Work instructions:
Please show every line in the entries below that includes the word "text".

Stored items
···

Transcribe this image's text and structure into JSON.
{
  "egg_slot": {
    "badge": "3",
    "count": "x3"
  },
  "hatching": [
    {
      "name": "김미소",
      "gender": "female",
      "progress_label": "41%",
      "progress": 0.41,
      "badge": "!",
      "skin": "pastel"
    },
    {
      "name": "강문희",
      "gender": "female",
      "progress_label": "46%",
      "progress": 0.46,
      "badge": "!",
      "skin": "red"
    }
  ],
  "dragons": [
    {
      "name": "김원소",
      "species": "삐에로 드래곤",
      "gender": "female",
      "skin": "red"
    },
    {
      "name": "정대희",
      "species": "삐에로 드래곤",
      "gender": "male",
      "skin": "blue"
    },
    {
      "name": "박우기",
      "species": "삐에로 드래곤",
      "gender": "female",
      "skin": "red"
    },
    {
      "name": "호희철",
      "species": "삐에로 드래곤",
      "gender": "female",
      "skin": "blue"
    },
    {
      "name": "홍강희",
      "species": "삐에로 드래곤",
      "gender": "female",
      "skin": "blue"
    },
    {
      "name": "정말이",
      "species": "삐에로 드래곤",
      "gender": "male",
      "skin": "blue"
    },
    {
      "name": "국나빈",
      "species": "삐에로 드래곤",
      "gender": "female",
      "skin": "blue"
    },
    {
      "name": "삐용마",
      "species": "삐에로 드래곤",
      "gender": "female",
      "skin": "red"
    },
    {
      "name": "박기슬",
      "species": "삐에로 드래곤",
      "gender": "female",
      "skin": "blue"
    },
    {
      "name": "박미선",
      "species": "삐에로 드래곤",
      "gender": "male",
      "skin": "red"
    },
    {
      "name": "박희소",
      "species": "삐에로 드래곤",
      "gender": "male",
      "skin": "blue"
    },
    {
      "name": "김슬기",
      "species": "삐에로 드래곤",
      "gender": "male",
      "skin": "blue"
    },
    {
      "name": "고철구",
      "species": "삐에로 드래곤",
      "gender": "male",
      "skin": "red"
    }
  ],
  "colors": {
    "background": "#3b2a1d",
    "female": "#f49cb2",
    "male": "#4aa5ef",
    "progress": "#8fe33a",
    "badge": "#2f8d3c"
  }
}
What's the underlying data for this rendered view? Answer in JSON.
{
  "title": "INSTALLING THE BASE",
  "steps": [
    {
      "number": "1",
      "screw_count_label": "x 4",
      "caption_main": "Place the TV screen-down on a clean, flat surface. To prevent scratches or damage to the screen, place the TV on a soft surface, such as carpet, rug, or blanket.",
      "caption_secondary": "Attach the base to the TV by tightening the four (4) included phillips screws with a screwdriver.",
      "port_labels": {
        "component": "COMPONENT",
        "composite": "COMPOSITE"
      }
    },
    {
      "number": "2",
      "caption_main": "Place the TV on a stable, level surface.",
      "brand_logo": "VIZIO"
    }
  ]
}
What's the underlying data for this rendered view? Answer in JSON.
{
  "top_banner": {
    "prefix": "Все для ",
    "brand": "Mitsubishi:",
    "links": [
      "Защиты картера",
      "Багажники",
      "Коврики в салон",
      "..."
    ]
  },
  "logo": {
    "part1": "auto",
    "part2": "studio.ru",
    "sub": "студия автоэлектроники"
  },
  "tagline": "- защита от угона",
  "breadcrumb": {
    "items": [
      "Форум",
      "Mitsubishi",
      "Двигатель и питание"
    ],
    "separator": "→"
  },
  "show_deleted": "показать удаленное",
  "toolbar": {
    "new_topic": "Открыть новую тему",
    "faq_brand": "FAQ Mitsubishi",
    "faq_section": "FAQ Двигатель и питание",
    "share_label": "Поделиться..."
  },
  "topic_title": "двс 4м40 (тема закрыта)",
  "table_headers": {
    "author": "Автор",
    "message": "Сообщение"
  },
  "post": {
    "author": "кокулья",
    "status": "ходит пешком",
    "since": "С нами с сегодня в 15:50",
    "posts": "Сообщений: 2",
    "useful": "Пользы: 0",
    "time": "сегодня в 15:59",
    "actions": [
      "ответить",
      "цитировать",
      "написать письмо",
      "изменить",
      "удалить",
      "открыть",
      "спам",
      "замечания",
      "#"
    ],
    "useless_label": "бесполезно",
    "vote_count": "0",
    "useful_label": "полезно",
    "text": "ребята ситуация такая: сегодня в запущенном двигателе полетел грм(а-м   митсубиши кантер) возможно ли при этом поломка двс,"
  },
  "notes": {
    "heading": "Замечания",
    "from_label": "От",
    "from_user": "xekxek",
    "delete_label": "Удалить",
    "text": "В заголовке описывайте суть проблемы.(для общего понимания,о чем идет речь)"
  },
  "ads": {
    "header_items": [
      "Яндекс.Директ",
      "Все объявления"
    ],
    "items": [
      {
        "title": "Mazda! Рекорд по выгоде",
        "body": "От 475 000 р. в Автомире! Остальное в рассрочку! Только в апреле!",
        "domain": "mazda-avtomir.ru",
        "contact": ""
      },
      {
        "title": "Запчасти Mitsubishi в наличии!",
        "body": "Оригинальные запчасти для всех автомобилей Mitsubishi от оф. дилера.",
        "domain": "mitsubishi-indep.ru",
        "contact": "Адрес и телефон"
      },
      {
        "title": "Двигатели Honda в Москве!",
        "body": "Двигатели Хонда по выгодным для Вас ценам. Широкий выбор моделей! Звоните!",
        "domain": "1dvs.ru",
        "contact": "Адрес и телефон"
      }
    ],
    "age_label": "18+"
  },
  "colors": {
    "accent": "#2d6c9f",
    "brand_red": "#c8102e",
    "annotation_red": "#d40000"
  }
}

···

Result of the task:
Transcribe this image's text and structure into JSON.
    "text": "ребята ситуация такая: сегодня в запущенном двигателе полетел грм(а-м   митсубиши кантер) возможно ли при этом поломка двс,"
    "text": "В заголовке описывайте суть проблемы.(для общего понимания,о чем идет речь)"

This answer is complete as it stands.